Between late 1979 and early 1980, four brothers from Ohio took their band into a studio in Detroit and laid down some serious funk, and 34 years ago today, Warner Brothers put that funk out, throwing their substantial corporate weight behind Zapp’s claim that, if given the chance, Larry, Lester, Roger, and Terry Troutman were more than capable of providing listeners with “more bounce to the ounce.”
It’s fair to say that Zapp might never have come to prominence were it not for the assistance of Bootsy Collins and his brother, Catfish, who – in addition to their membership in Parliament-Funkadelic – were also tight with the Troutman family. After the Collins brothers invited the Troutman brothers to visit United Sound Studios in Detroit, Zapp wrote and recorded the demo for the “More Bounce to the Ounce,” which George Clinton persuaded the band to present to Warner Brothers.
Townes Van Zandt has had many acolytes over the past 40 years, but it's Lyle Lovett who grabbed, and held, my attention. A lover, and performer, or various genres - from country, jazz, blues and Tejano - to standards from the American Songbook, Lovett, to the causal observer, may not immediately connect the Van Zandt dots. But they are there, and none more so than on Lovett's 1998 double record, Step Inside This House, his tribute to fellow Texan songwriters, prominently featuring the music of Townes.
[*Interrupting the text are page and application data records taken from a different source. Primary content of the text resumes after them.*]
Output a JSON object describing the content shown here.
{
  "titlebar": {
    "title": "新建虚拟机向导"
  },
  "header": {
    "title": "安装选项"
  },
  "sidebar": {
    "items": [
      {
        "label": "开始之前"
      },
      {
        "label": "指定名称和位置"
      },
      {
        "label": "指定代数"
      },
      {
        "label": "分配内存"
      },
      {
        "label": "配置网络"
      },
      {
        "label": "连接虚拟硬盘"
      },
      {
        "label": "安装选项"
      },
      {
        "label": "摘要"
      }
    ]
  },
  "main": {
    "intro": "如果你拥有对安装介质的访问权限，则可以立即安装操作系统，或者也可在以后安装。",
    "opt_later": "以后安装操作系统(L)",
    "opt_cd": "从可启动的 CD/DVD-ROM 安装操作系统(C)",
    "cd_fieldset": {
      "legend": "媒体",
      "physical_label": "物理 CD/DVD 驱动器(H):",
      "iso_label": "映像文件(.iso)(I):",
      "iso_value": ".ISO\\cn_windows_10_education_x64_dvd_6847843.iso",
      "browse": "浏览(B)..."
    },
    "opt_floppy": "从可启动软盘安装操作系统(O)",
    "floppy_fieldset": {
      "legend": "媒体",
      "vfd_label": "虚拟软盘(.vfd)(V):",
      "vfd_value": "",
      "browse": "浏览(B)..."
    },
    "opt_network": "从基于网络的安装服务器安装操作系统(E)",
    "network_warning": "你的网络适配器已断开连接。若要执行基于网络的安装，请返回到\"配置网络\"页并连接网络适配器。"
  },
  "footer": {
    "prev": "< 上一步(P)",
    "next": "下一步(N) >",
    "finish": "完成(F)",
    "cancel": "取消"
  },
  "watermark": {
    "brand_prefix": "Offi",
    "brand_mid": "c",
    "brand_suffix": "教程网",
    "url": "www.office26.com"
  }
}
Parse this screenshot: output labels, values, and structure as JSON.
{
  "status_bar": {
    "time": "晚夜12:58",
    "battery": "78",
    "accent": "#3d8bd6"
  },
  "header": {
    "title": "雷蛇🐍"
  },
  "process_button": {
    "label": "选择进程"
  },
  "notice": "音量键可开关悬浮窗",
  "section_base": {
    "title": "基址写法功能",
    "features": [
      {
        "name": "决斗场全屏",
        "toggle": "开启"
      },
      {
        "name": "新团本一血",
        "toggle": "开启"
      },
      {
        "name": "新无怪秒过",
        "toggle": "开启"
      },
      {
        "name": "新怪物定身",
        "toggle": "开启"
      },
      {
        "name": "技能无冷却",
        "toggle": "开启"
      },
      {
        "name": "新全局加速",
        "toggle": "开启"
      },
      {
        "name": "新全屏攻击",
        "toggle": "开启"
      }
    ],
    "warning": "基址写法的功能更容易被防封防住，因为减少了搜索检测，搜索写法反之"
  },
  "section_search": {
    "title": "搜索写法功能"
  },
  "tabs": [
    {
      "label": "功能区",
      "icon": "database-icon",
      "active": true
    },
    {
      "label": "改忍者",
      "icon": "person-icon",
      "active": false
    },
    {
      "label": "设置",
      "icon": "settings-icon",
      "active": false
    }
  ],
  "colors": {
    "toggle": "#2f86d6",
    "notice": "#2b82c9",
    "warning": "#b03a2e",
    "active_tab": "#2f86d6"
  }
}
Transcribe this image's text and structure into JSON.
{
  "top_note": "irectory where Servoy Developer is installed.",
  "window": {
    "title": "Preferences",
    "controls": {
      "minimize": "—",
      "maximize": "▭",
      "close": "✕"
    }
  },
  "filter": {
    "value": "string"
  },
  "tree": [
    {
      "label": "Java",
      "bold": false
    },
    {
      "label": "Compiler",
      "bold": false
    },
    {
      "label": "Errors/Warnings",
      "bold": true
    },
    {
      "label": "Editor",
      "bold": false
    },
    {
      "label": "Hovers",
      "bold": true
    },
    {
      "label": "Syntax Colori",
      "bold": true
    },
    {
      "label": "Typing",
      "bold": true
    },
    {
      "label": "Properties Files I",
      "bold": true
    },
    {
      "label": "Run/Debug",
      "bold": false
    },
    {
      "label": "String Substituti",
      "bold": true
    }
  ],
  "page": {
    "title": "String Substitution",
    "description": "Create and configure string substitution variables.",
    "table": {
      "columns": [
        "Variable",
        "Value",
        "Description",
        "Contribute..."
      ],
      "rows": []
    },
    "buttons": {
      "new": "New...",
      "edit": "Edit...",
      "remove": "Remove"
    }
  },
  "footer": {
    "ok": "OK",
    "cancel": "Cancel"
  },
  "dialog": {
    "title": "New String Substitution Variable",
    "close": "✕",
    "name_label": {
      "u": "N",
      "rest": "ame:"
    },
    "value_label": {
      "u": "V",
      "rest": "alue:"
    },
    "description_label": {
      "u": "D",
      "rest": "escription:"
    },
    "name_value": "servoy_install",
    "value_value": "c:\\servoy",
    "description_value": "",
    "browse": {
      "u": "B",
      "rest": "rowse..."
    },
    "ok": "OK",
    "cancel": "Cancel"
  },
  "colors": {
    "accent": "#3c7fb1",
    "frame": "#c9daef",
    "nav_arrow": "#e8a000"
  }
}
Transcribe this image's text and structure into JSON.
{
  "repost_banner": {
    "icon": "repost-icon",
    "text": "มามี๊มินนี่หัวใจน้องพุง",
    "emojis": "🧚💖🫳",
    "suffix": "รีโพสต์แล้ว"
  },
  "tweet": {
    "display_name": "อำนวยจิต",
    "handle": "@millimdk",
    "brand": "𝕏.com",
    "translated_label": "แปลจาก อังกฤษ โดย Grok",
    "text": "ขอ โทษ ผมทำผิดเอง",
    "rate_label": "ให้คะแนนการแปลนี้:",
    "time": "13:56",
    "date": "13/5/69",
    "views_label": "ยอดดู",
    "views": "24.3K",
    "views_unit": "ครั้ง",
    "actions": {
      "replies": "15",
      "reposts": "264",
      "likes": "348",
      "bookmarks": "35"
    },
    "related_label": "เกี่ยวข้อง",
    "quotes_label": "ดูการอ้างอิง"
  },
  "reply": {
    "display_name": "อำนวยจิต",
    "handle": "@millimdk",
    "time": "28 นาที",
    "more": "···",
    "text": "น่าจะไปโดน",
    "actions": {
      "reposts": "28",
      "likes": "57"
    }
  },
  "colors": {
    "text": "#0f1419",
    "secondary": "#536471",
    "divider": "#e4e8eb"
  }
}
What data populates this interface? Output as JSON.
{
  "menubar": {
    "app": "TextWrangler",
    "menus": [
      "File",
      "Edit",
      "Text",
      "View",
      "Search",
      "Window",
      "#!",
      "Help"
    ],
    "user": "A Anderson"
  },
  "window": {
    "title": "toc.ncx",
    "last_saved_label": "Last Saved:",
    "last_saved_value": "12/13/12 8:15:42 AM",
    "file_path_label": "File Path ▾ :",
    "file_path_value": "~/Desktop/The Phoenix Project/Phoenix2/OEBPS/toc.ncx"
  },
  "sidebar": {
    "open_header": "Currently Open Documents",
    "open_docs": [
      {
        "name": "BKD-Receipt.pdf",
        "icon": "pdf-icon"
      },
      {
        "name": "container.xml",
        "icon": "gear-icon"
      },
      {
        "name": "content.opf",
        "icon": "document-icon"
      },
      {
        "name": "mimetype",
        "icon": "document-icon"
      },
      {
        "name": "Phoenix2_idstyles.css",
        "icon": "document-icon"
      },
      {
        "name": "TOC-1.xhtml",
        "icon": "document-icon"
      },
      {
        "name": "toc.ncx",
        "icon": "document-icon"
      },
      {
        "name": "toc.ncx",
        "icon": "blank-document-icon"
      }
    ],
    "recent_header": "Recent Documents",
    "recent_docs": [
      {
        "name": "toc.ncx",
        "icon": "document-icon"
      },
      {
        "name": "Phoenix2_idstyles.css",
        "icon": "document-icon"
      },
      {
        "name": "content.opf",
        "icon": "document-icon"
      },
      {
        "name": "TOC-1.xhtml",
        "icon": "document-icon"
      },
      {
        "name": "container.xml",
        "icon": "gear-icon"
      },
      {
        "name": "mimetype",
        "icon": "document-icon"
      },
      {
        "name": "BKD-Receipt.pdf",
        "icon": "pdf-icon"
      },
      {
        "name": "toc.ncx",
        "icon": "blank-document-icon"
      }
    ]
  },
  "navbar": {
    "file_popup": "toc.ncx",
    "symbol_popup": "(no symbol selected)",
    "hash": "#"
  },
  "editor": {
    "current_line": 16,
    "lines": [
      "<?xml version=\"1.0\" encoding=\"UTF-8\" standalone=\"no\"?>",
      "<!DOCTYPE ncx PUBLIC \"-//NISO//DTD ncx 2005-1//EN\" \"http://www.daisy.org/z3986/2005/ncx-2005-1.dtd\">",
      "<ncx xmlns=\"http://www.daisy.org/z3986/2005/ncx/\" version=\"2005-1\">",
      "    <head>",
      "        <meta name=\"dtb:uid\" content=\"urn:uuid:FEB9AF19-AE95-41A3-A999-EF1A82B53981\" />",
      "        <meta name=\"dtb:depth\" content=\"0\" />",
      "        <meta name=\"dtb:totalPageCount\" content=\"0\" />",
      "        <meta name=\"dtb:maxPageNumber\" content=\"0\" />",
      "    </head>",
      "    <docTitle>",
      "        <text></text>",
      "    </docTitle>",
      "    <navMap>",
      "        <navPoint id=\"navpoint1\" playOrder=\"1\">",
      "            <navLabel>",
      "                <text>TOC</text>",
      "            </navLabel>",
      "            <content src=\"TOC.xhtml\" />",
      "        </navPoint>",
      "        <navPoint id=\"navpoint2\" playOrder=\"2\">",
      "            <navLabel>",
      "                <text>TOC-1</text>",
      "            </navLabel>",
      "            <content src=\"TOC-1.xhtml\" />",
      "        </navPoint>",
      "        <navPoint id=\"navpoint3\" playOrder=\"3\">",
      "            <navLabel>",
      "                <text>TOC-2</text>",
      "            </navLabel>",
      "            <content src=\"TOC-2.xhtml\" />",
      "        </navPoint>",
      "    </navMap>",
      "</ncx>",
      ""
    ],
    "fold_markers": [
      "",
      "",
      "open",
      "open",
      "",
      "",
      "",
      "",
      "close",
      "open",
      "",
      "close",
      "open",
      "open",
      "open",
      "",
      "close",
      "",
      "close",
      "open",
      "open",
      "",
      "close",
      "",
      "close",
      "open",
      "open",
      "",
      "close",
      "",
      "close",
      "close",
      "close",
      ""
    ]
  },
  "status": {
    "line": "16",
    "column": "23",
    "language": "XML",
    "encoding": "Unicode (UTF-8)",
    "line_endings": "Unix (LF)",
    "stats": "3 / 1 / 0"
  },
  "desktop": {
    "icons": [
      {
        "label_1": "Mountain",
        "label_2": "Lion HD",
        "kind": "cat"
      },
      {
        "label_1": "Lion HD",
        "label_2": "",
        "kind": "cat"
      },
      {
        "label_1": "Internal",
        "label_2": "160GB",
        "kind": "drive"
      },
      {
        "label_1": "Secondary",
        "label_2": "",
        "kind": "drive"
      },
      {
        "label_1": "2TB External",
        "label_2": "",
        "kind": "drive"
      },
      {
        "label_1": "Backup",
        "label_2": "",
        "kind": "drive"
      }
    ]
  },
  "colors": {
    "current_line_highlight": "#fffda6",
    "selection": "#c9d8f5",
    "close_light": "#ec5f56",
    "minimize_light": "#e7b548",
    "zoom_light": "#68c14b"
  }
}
This week's playlist pulls from the first seven Lovett albums, beginning with 1986's self-titled and closing out with the aforementioned Step Inside This House, from 1998. A mighty twelve year stretch. Also included is Lovett's take on the standard "Blue Skies", culled from his Smile collection, which gathers cuts from his various soundtrack work.